Jane Durment (left) with her fellow IT United co-chairs Kerrie Hoffman and Todd MacKay
May 23, 2017
Written by Jane Durment, 2017 Linda T. Mellowes Women Leader of the Year Award Winner and co-chair of IT United
I come from a large family: four sisters and four brothers. Mom always told us, “your brains are God-given gifts, and you owe something back to the world,” while Dad always told us girls, “you can accomplish anything you want in life if you just work hard at it.” We followed Dad’s advice: we got out there and worked it, accomplishing a lot for many years.
I always told myself that, one of these days, I’d get back to what Mom said. Finally, I did.
When I went to work for The Marcus Corporation, Steve and Greg Marcus introduced me to Mary Lou Young, and the rest is history. My husband Dave and I had always donated to United Way, and meeting Mary Lou was just the push I needed to take action.
I joined the Leadership Society, Women’s Leadership, and then Mary Lou asked me if I would start IT United. I have always loved a challenge, so I said “sure!”
IT United is a United Way’s leadership donor network for technology professionals. We started seven years ago with five member CIO’s, and launched our first CIO Forum event. Today, we represent $1.2million dollars of United Way’s annual fundraising campaign, thanks to member donations and special event fundraising. When we broke the $1M mark, I thought “we have arrived!”
The mission of IT United is to apply our unique skills for the benefit of the community. We accomplish that in two ways: through engaging students in technology and lending IT support to local agencies. We also connect United Way agency partners with vendors who can provide pro-bono services. For example, PEARLS for Teen Girls was the recent recipient of such services from SysLogic.
In order to engage students around careers in technology, we have partnered with Milwaukee Public Schools to provide job shadow opportunities and a career fair. Our goal is to help students in Milwaukee prepare for a sustainable future, which will have an impact on the poverty levels and provides a brighter outlook for Milwaukee.
Recently, I was sitting in a Milwaukee Succeeds meeting, focused on college access and success. Boys & Girls Clubs happened to be my right and PEARLS for Teen Girls was on my left, and they were both enthusiastically reporting that they had just come back from a great IT United Career Fair, which was so valuable to their students. I just smiled. Our agency partners are helping their students develop strengths they need for their futures, and we are helping them.

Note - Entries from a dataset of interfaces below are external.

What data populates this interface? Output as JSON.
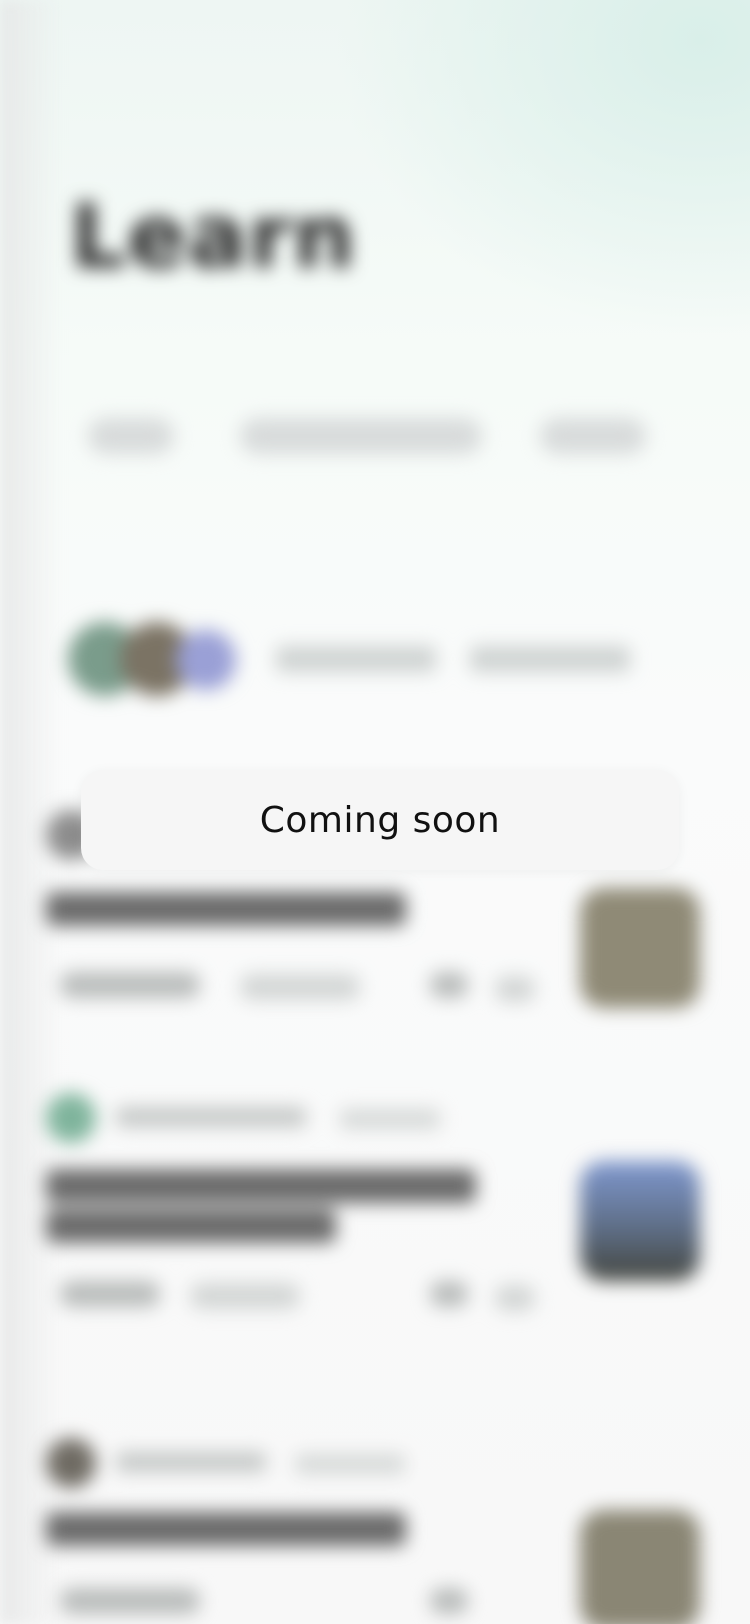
{
  "page": {
    "title": "Learn",
    "subtitle": "",
    "filters": [
      {
        "label": ""
      },
      {
        "label": ""
      },
      {
        "label": ""
      }
    ],
    "section_title": "",
    "articles": [
      {
        "author": "",
        "title": ""
      },
      {
        "author": "",
        "title": ""
      },
      {
        "author": "",
        "title": ""
      }
    ]
  },
  "toast": {
    "message": "Coming soon"
  },
  "colors": {
    "toast_bg": "#f6f6f6",
    "toast_text": "#111111",
    "background_tint": "#e3f3ee"
  }
}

Volunteerism is an investment - we want an ROI. So, taking a page out of the United Way investment model, IT United studied community conditions to understand priority needs that could be served by volunteers with our unique skills. We are a trusted network now, at the crossroads of IT and the community that helps to connect the dots for CIO’s, IT leaders, and volunteers to optimize the value derived by their volunteer hours. Our mantra is “start small, think big, and grow fast.” We’re on our way.
When I was preparing to retire, and wanted to get even more deeply involved with the community, Geneva Johnson said to me, “you are moving from a life of accomplishment to a life of significance.”
That was something to think about.
And it will be significant when we help our Milwaukee students move from a life of poverty to a life of accomplishment. Will you help?
Feeling inspired? Learn more about IT United and how you can get involved.
We have lots of opportunities for you to positively impact the future of students in our area. Browse hundreds of volunteer opportunities to find the one that is right for you.